As people become aware that AGL’s gas proposal would exacerbate the climate crisis and lock us in to decades more fossil fuel use, there’s a growing sense of anger that AGL is not listening to the community.
More and more people are prepared to do whatever’s necessary to protect the Bay from the exploitation and degradation of new heavy industry, like AGL’s gas import proposal at Crib Point.
There’s a growing expectation on AGL to live up to their own policies that make admirable claims about their performance in sustainability and accountability, by withdrawing their Environment Effects Statement (EES), which is due to go on display in early July.
The Westernport community will be making the most of the opportunity for the public to comment once the EES goes on display, by expressing our fervent opposition to AGL’s ill advised plans.
We believe AGL has an excellent opportunity to lead in the real energy transition as it gathers pace on every front, rather than continuing to promote the deeply concerning view that gas is a transition fuel and ‘a safer option than coal’.
We’ll let you know when the Environment Effects Statement goes on display in early July. AGL’s reports will all be available online. Public comments will be open for just 40 days. Save Westernport and Environment Victoria encourage you to make a submission against the AGL gas import proposal in Westernport Bay during that time.
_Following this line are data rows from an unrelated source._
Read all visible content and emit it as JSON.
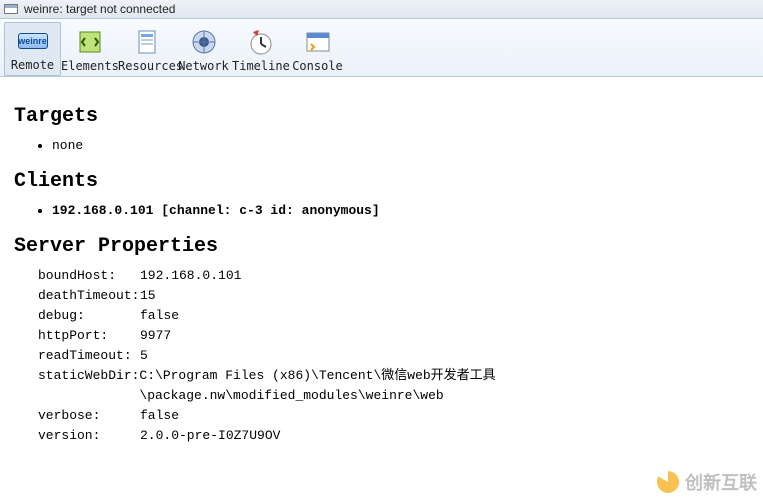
{
  "window": {
    "title": "weinre: target not connected"
  },
  "toolbar": {
    "items": [
      {
        "label": "Remote",
        "name": "tab-remote",
        "active": true
      },
      {
        "label": "Elements",
        "name": "tab-elements",
        "active": false
      },
      {
        "label": "Resources",
        "name": "tab-resources",
        "active": false
      },
      {
        "label": "Network",
        "name": "tab-network",
        "active": false
      },
      {
        "label": "Timeline",
        "name": "tab-timeline",
        "active": false
      },
      {
        "label": "Console",
        "name": "tab-console",
        "active": false
      }
    ]
  },
  "sections": {
    "targets": {
      "heading": "Targets",
      "items": [
        {
          "text": "none",
          "bold": false
        }
      ]
    },
    "clients": {
      "heading": "Clients",
      "items": [
        {
          "text": "192.168.0.101 [channel: c-3 id: anonymous]",
          "bold": true
        }
      ]
    },
    "serverProps": {
      "heading": "Server Properties",
      "rows": [
        {
          "key": "boundHost:",
          "val": "192.168.0.101"
        },
        {
          "key": "deathTimeout:",
          "val": "15"
        },
        {
          "key": "debug:",
          "val": "false"
        },
        {
          "key": "httpPort:",
          "val": "9977"
        },
        {
          "key": "readTimeout:",
          "val": "5"
        },
        {
          "key": "staticWebDir:",
          "val": "C:\\Program Files (x86)\\Tencent\\微信web开发者工具\\package.nw\\modified_modules\\weinre\\web"
        },
        {
          "key": "verbose:",
          "val": "false"
        },
        {
          "key": "version:",
          "val": "2.0.0-pre-I0Z7U9OV"
        }
      ]
    }
  },
  "watermark": "创新互联"
}
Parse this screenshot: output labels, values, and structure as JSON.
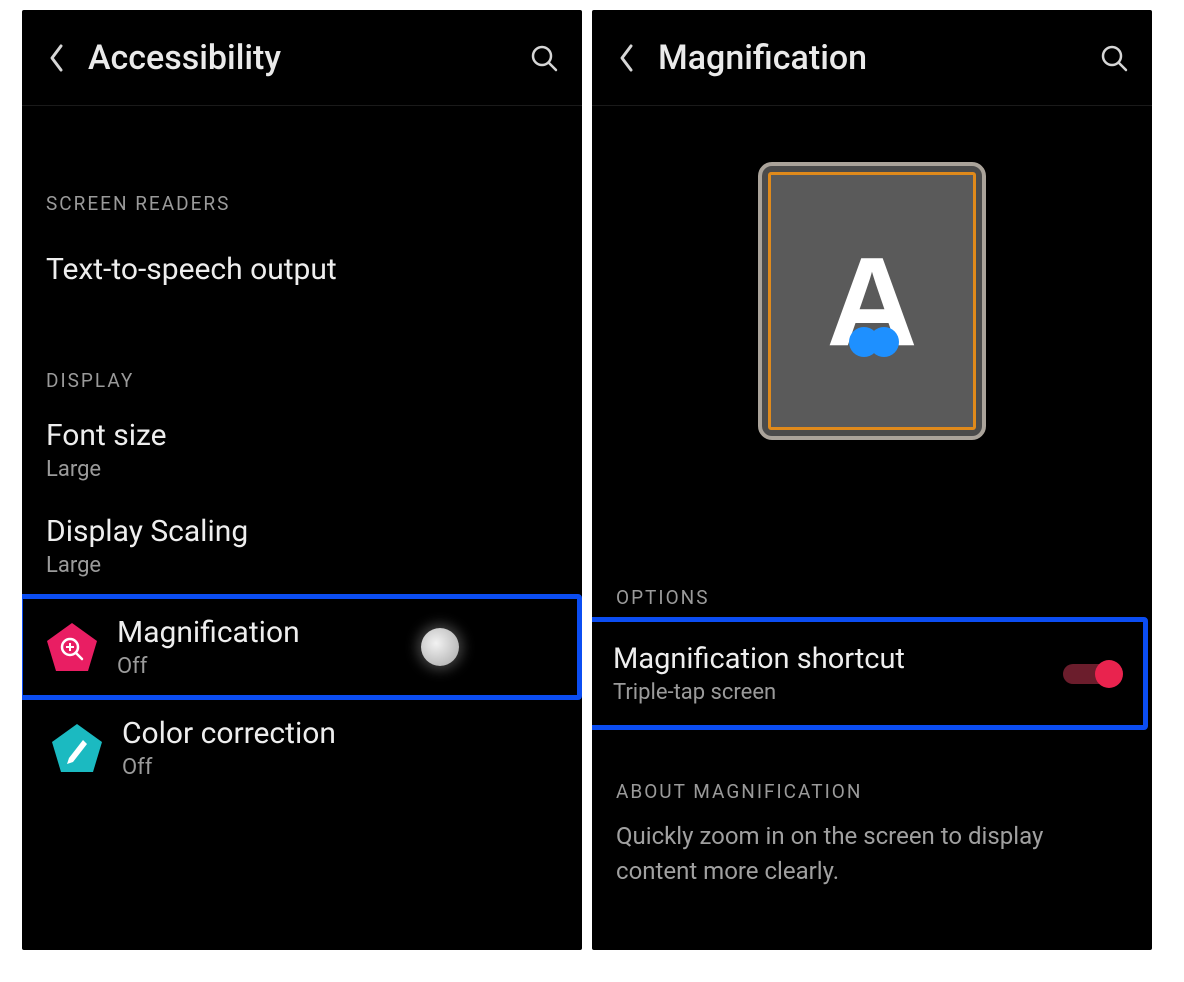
{
  "left": {
    "header_title": "Accessibility",
    "section_readers": "SCREEN READERS",
    "tts_label": "Text-to-speech output",
    "section_display": "DISPLAY",
    "font_size": {
      "label": "Font size",
      "value": "Large"
    },
    "display_scaling": {
      "label": "Display Scaling",
      "value": "Large"
    },
    "magnification": {
      "label": "Magnification",
      "value": "Off"
    },
    "color_correction": {
      "label": "Color correction",
      "value": "Off"
    }
  },
  "right": {
    "header_title": "Magnification",
    "section_options": "OPTIONS",
    "shortcut": {
      "label": "Magnification shortcut",
      "value": "Triple-tap screen",
      "enabled": true
    },
    "section_about": "ABOUT MAGNIFICATION",
    "about_text": "Quickly zoom in on the screen to display content more clearly."
  },
  "illustration": {
    "letter": "A"
  }
}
Submissions from the public don’t have to be technical. To make sure Minister Wynne’s hears your views, we’ll be providing assistance and support during the public comments stage.
Secretary Save Westernport Inc